By the end of the week, the university decided to send home all students left in the dorms, with only rare exceptions. And the campus was all but closed. Only faculty and staff can be on campus, for essential duties.
The first week went OK.
I was teaching all week about climate change and disease epidemics in an environmental history course. The students read a book on the Little Ice Age (roughly 1300-1850), a time with regular epidemics. Not hard to connect to current events.
By the end of the week, I was noticing the impact of not seeing my people. History department and archives colleagues. The historians had “coffee” together on Friday using Microsoft Teams. Not quite the same. But great nonetheless.
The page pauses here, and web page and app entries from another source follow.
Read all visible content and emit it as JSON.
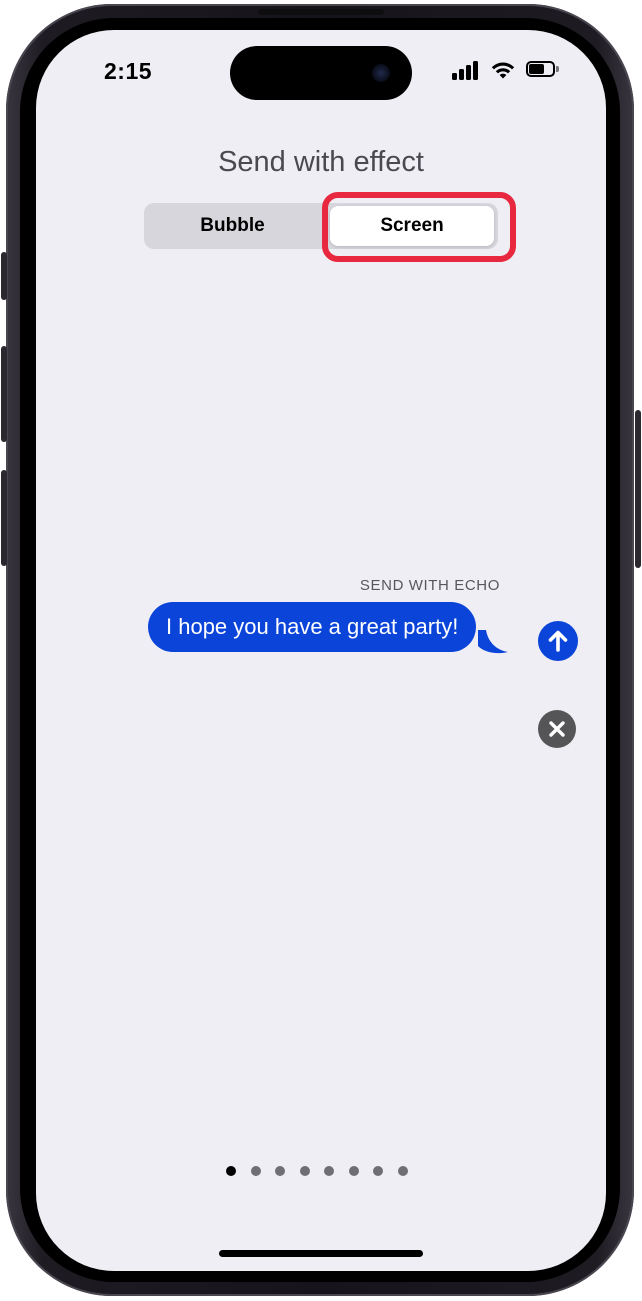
{
  "status_bar": {
    "time": "2:15",
    "battery_level": 0.65,
    "signal_bars": 4,
    "icons": [
      "signal-icon",
      "wifi-icon",
      "battery-icon"
    ]
  },
  "header": {
    "title": "Send with effect"
  },
  "segmented_control": {
    "options": [
      {
        "label": "Bubble",
        "selected": false
      },
      {
        "label": "Screen",
        "selected": true
      }
    ],
    "highlight_color": "#e8283f"
  },
  "message": {
    "effect_label": "SEND WITH ECHO",
    "text": "I hope you have a great party!",
    "bubble_color": "#0a44d8"
  },
  "actions": {
    "send_icon": "arrow-up-icon",
    "cancel_icon": "close-icon"
  },
  "page_indicator": {
    "total": 8,
    "current": 1
  },
  "colors": {
    "screen_background": "#efeef4",
    "accent": "#0a44d8"
  }
}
For pictures this week, I decided to go with what I have: What I can see from inside my house. Every day I’ve been outside, briefly. For a walk. To the grocery store, etc., for essentials. But what’s defined my experience is being at home. So this week’s pictures are about two things I found myself noticing. Great light, making sharp contrasts, as in the “cover” image for the post. And little things in the house.
Here are a few of the little things. Kleenex and light shining through a bottle of water. With the Kleenex, it was difficult to decide whether to go hard to see the edge or go soft to reflect the flimsy delicacy. I went black and white with the Kleenex because the color was distracting.
And some more play of light and shadow, in the kitchen. Again, the color was distracting, so B&W seemed the best.
I’m looking forward to seeing what next week brings. Curious and concerned about next week in the news and life; curious and challenged by figuring out how to renovate my environmental history class for online learning and to find more interesting light, shadow, and bits and pieces to “shoot” in my house.